== REQUIRED WORK ==
Down to the last line, set down the material below exactly, excluding pictures.
········
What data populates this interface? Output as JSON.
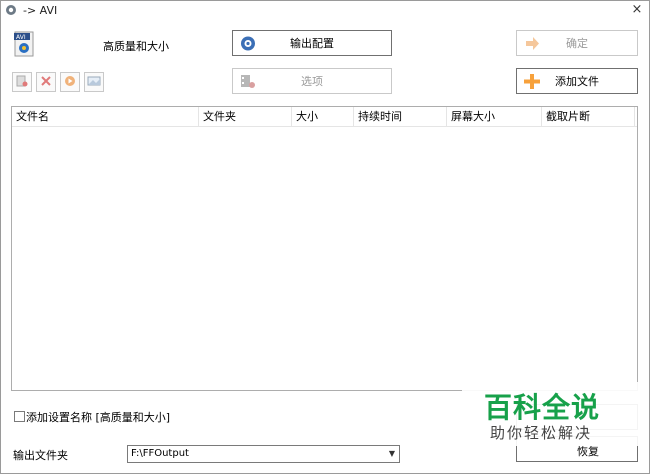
{
  "window": {
    "title": "-> AVI",
    "close_glyph": "×"
  },
  "profile": {
    "name": "高质量和大小",
    "icon": "avi-file-icon"
  },
  "buttons": {
    "output_config": "输出配置",
    "options": "选项",
    "confirm": "确定",
    "add_file": "添加文件",
    "restore_fragment": "恢复"
  },
  "small_toolbar": [
    "remove-file-icon",
    "delete-icon",
    "play-icon",
    "image-icon"
  ],
  "table": {
    "columns": [
      "文件名",
      "文件夹",
      "大小",
      "持续时间",
      "屏幕大小",
      "截取片断"
    ]
  },
  "bottom": {
    "append_name_label": "添加设置名称 [高质量和大小]",
    "output_folder_label": "输出文件夹",
    "output_folder_value": "F:\\FFOutput"
  },
  "watermark": {
    "line1": "百科全说",
    "line2": "助你轻松解决"
  },
  "colors": {
    "accent_orange": "#f7a13b",
    "watermark_green": "#17a14a"
  }
}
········
== OUTPUT OF THE EXERCISE ==
What data populates this interface? Output as JSON.
{
  "window": {
    "title": "-> AVI",
    "close_glyph": "×"
  },
  "profile": {
    "name": "高质量和大小",
    "icon": "avi-file-icon"
  },
  "buttons": {
    "output_config": "输出配置",
    "options": "选项",
    "confirm": "确定",
    "add_file": "添加文件",
    "restore_fragment": "恢复"
  },
  "small_toolbar": [
    "remove-file-icon",
    "delete-icon",
    "play-icon",
    "image-icon"
  ],
  "table": {
    "columns": [
      "文件名",
      "文件夹",
      "大小",
      "持续时间",
      "屏幕大小",
      "截取片断"
    ]
  },
  "bottom": {
    "append_name_label": "添加设置名称 [高质量和大小]",
    "output_folder_label": "输出文件夹",
    "output_folder_value": "F:\\FFOutput"
  },
  "watermark": {
    "line1": "百科全说",
    "line2": "助你轻松解决"
  },
  "colors": {
    "accent_orange": "#f7a13b",
    "watermark_green": "#17a14a"
  }
}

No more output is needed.